Going through the entries below, find how many lines hold "time", then give that number alone.

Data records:
----
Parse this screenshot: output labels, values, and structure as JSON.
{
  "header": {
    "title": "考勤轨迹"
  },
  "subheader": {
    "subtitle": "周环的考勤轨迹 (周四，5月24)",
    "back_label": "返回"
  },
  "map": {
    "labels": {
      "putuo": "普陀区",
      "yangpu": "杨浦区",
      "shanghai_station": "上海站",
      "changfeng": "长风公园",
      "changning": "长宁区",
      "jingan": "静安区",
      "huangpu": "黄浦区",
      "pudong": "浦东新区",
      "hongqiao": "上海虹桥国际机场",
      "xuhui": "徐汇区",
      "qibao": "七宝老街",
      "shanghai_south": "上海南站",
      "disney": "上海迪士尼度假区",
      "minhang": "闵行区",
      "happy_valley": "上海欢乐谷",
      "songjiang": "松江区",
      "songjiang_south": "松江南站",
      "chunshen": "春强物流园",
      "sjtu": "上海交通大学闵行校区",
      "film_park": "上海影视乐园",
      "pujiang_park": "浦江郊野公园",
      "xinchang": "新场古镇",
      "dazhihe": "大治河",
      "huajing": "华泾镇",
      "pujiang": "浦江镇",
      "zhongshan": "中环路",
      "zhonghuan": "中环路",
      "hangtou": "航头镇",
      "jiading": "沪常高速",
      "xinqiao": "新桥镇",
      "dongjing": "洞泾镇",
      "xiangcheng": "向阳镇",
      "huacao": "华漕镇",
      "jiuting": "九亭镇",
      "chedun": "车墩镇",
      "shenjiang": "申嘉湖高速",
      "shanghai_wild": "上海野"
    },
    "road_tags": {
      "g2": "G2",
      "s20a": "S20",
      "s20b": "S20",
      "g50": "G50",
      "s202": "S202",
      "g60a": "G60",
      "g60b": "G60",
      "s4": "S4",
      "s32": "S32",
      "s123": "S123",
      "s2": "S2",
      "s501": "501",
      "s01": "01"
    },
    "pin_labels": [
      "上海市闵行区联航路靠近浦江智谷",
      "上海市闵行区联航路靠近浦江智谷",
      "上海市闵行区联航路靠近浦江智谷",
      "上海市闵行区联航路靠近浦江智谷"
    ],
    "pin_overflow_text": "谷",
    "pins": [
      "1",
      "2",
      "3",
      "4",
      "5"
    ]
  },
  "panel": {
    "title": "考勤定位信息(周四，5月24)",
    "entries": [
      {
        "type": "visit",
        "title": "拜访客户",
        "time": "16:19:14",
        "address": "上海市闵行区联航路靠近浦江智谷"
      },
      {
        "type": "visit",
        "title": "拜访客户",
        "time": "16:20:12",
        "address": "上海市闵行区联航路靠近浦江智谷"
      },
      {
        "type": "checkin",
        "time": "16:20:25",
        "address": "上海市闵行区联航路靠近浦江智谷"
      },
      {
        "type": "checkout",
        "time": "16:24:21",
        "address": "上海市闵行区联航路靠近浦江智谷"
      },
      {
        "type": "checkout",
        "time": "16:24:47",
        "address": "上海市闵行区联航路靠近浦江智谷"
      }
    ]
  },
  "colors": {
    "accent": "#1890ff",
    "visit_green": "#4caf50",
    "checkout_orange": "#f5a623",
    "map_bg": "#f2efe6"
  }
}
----
Task output
5